Every line of the entries below that includes "Javascript" belongs in the answer, copied as written.

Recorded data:

-------

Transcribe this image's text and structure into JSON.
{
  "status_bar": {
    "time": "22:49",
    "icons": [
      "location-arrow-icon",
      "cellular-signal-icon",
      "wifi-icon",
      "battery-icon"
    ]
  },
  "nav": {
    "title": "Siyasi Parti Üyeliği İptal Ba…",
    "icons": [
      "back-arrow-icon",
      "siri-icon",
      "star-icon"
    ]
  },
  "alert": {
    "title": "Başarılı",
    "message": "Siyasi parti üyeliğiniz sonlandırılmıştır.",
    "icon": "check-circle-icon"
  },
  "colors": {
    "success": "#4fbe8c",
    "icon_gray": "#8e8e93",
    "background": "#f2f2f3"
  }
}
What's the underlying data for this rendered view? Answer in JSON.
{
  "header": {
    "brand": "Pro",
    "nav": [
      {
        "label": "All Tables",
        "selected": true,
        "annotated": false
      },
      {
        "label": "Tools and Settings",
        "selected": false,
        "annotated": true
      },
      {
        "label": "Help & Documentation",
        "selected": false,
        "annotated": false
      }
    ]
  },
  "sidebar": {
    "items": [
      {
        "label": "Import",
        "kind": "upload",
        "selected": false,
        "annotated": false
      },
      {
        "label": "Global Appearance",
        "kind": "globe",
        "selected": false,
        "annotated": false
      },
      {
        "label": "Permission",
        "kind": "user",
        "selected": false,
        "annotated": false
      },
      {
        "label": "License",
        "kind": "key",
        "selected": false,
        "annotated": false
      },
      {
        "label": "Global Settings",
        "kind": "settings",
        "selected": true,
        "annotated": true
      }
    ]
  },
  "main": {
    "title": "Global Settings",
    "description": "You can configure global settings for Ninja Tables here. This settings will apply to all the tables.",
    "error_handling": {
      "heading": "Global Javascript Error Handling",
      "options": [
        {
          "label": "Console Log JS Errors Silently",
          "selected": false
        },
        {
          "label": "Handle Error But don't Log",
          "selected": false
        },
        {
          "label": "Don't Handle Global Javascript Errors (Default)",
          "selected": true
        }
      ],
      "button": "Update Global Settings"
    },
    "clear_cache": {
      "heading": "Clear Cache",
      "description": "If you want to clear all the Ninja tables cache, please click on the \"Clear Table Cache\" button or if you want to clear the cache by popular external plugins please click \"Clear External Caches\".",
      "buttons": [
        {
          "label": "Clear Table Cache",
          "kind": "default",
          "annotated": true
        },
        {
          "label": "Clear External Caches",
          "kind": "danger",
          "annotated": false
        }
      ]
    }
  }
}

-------

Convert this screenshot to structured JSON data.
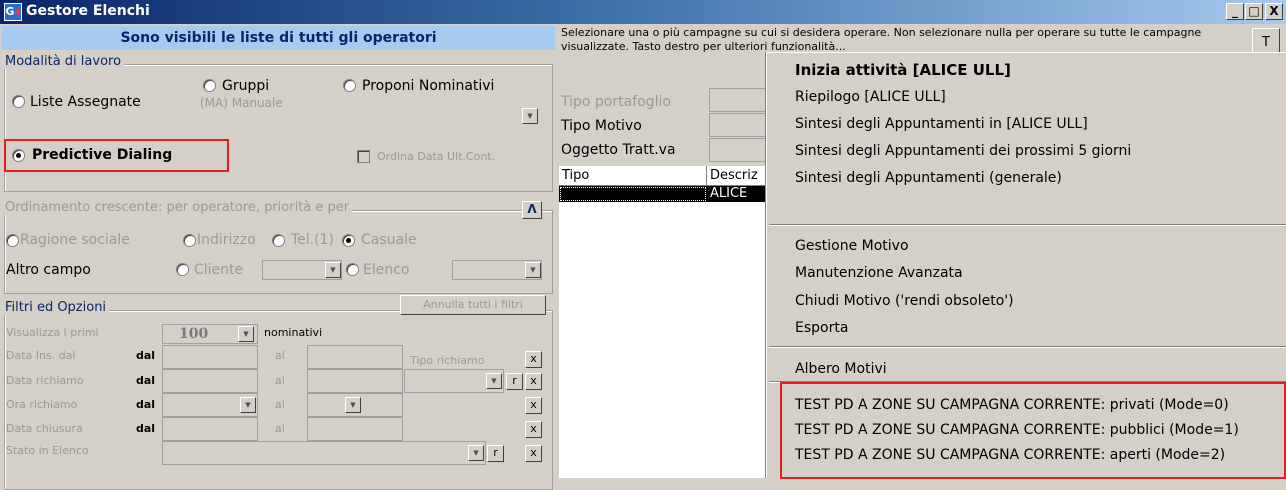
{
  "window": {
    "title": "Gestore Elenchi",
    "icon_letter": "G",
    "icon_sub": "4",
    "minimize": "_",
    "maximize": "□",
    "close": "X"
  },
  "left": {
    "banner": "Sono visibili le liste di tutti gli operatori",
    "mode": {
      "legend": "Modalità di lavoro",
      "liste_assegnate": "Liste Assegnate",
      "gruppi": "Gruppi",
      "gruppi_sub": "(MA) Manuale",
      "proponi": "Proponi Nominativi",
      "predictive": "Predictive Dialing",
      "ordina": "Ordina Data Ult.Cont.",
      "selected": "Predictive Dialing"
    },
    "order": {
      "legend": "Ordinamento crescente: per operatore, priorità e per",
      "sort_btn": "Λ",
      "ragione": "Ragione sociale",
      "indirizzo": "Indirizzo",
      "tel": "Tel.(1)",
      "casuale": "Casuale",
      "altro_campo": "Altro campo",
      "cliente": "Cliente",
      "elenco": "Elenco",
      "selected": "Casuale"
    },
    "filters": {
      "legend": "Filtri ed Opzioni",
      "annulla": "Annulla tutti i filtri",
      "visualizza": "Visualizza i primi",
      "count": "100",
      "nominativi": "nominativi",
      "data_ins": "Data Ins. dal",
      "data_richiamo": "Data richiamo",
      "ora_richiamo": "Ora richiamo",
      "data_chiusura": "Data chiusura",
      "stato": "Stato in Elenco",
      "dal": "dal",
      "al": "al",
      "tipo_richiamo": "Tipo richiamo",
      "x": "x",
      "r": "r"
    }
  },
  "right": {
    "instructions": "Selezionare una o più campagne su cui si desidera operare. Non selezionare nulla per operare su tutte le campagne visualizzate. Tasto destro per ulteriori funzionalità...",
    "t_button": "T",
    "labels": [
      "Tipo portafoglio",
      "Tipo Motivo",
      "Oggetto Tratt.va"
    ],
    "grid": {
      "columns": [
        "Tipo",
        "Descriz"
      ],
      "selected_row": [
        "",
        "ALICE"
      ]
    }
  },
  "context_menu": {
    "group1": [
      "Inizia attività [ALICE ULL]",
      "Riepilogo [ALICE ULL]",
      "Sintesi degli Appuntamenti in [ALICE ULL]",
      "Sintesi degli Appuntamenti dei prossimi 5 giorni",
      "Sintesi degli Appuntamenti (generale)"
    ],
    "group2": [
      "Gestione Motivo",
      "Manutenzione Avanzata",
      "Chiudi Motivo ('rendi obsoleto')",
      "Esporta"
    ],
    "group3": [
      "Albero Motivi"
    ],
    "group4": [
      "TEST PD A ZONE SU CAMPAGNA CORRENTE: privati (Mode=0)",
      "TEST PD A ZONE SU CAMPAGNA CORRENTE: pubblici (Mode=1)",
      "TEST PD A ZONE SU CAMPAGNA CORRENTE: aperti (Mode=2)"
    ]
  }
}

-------

> [EXPECTED ANSWER]
      "heading": "Global Javascript Error Handling",
          "label": "Don't Handle Global Javascript Errors (Default)",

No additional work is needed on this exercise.